Extracted records
[Start of Attachment]

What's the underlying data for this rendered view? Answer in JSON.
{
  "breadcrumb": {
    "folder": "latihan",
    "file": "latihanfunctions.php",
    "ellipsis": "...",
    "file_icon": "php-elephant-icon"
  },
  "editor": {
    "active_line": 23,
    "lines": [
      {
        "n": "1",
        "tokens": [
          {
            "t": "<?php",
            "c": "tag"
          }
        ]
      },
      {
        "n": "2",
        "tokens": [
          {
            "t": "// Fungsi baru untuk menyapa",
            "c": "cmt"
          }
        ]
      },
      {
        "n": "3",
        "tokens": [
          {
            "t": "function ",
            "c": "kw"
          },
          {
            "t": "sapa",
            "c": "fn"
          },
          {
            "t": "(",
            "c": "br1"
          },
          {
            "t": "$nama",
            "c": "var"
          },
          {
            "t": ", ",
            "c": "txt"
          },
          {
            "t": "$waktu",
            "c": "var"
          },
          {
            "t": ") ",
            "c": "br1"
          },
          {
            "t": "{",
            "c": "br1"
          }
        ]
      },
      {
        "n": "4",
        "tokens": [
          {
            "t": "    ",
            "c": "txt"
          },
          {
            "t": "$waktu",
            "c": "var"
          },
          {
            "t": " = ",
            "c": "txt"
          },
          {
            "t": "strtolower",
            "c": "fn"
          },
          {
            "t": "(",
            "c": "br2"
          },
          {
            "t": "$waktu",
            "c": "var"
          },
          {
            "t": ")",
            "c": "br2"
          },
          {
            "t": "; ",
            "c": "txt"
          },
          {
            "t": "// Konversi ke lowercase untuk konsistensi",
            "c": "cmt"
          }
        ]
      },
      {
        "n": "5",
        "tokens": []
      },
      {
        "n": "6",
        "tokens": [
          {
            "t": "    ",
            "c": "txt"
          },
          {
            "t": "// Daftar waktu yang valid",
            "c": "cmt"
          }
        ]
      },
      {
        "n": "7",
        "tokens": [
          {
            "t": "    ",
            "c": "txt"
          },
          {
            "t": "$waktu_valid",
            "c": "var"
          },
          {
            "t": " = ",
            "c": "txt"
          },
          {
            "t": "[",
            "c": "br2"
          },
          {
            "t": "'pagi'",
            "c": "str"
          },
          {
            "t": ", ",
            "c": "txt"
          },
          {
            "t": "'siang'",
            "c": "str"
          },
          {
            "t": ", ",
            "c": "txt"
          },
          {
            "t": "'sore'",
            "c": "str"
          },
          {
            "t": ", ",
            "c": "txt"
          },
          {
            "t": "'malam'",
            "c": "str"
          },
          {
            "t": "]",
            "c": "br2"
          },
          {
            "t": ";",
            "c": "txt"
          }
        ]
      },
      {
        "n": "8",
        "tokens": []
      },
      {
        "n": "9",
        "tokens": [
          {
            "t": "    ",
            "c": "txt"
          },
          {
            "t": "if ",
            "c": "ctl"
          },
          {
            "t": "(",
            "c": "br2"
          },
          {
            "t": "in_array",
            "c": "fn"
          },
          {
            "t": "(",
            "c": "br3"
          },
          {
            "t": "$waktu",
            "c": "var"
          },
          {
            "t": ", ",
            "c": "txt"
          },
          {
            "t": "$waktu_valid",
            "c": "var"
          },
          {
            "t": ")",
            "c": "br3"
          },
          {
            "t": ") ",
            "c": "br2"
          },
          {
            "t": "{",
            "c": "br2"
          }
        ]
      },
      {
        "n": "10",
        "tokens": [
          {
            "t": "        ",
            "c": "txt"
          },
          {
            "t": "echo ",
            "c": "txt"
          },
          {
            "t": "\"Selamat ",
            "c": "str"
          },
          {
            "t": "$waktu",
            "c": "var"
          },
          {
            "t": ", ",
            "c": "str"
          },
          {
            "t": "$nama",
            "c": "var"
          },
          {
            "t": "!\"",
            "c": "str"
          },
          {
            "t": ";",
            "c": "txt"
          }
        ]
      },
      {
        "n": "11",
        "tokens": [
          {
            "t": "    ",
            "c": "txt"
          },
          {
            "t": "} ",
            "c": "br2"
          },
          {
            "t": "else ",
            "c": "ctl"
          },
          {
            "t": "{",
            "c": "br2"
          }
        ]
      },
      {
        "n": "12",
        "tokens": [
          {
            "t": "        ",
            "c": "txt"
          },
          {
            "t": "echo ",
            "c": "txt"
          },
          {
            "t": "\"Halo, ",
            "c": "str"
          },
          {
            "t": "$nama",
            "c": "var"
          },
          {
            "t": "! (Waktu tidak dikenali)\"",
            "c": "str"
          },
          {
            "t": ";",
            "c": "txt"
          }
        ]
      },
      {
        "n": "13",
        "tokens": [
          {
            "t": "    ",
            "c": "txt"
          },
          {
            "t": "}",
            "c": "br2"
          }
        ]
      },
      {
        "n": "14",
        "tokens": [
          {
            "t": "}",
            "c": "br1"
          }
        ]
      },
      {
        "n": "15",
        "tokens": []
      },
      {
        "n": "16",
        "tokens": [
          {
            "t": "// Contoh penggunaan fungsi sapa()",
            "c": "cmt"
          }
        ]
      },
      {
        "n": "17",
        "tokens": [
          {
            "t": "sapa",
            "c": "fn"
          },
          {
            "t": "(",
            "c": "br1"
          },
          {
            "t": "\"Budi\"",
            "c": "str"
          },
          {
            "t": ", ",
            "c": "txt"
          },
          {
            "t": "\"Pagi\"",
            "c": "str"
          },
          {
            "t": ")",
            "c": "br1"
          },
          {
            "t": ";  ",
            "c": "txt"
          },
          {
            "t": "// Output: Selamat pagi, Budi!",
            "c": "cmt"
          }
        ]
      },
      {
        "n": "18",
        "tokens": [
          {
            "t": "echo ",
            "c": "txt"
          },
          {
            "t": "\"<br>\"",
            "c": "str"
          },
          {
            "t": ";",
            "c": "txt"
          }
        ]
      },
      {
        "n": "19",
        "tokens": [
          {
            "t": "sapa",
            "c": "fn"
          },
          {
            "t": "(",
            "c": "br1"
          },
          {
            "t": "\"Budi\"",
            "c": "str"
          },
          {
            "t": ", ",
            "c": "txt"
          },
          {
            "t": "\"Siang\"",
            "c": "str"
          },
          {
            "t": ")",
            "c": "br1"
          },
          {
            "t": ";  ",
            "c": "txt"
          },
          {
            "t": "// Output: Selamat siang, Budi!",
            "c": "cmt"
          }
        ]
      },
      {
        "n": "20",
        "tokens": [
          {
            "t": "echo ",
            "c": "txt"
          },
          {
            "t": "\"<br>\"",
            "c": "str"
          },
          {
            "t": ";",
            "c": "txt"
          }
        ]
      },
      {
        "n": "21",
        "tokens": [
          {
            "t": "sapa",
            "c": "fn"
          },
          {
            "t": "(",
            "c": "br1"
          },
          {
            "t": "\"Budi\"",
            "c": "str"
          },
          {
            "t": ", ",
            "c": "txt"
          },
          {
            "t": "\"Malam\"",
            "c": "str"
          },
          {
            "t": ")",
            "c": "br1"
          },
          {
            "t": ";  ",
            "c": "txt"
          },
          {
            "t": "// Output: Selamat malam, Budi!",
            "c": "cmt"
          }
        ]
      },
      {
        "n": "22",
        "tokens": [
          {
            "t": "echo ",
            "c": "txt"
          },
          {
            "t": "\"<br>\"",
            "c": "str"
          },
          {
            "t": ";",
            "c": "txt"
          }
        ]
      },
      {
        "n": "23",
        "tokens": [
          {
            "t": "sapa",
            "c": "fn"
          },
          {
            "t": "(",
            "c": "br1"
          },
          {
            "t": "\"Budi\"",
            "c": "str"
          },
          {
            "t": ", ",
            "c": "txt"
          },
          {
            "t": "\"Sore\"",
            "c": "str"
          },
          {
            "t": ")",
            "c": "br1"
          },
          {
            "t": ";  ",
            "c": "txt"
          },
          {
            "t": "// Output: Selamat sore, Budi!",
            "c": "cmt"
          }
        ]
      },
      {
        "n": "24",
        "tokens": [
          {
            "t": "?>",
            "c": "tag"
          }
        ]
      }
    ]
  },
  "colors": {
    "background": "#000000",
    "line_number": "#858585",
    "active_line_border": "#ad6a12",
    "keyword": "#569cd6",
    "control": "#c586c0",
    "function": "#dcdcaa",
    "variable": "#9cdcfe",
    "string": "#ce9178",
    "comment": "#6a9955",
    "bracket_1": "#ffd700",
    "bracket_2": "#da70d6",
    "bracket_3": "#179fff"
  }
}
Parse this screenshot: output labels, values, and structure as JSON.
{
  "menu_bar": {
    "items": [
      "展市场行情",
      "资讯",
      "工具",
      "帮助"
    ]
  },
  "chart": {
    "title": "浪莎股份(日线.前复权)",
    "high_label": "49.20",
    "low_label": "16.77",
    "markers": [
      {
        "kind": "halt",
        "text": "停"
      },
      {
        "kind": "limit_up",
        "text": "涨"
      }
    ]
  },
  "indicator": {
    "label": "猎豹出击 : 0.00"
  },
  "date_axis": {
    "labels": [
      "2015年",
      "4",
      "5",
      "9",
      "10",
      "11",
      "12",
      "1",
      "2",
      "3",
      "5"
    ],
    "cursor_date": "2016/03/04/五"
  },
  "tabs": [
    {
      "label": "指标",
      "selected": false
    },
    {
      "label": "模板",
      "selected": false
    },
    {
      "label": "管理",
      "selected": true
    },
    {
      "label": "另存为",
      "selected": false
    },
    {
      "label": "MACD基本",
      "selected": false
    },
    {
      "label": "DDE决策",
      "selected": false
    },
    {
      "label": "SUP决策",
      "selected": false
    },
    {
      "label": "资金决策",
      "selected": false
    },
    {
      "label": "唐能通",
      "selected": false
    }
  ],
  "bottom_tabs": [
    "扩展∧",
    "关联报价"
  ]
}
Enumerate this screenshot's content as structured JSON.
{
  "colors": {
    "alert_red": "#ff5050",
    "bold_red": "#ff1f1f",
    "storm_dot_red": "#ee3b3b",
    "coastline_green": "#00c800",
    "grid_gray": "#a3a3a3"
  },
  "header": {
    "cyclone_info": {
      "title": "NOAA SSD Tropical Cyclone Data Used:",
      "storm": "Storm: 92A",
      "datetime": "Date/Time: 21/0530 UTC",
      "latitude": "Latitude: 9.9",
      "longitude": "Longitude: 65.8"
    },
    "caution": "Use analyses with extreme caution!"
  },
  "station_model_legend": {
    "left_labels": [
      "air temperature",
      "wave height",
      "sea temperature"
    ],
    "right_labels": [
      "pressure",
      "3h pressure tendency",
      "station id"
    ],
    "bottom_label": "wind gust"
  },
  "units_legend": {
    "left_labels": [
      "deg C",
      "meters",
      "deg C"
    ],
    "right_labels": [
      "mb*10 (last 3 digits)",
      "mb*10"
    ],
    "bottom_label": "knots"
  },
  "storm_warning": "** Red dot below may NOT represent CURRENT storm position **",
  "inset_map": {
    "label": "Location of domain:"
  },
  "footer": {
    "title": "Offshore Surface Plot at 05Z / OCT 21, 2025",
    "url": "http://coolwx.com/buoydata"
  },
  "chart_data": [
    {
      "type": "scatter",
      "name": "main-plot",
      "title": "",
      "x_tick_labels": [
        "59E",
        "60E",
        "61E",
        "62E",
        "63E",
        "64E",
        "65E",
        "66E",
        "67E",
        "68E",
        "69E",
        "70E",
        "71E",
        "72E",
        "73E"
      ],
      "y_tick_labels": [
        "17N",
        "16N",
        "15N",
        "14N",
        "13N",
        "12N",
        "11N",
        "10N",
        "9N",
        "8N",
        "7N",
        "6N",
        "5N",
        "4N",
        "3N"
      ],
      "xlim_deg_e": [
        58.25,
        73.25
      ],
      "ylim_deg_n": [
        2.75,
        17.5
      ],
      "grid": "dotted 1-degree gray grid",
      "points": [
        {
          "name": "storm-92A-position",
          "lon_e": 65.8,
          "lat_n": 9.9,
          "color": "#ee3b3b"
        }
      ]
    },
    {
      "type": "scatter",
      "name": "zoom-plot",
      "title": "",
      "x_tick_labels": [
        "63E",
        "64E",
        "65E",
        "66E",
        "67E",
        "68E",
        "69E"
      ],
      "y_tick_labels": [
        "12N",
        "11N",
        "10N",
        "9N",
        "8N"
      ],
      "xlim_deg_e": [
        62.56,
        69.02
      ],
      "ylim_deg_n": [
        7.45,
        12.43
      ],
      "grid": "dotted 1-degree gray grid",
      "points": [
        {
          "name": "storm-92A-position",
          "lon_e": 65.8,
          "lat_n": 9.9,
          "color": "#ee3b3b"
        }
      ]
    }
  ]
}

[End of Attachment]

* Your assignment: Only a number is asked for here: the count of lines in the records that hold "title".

* Task answer: 5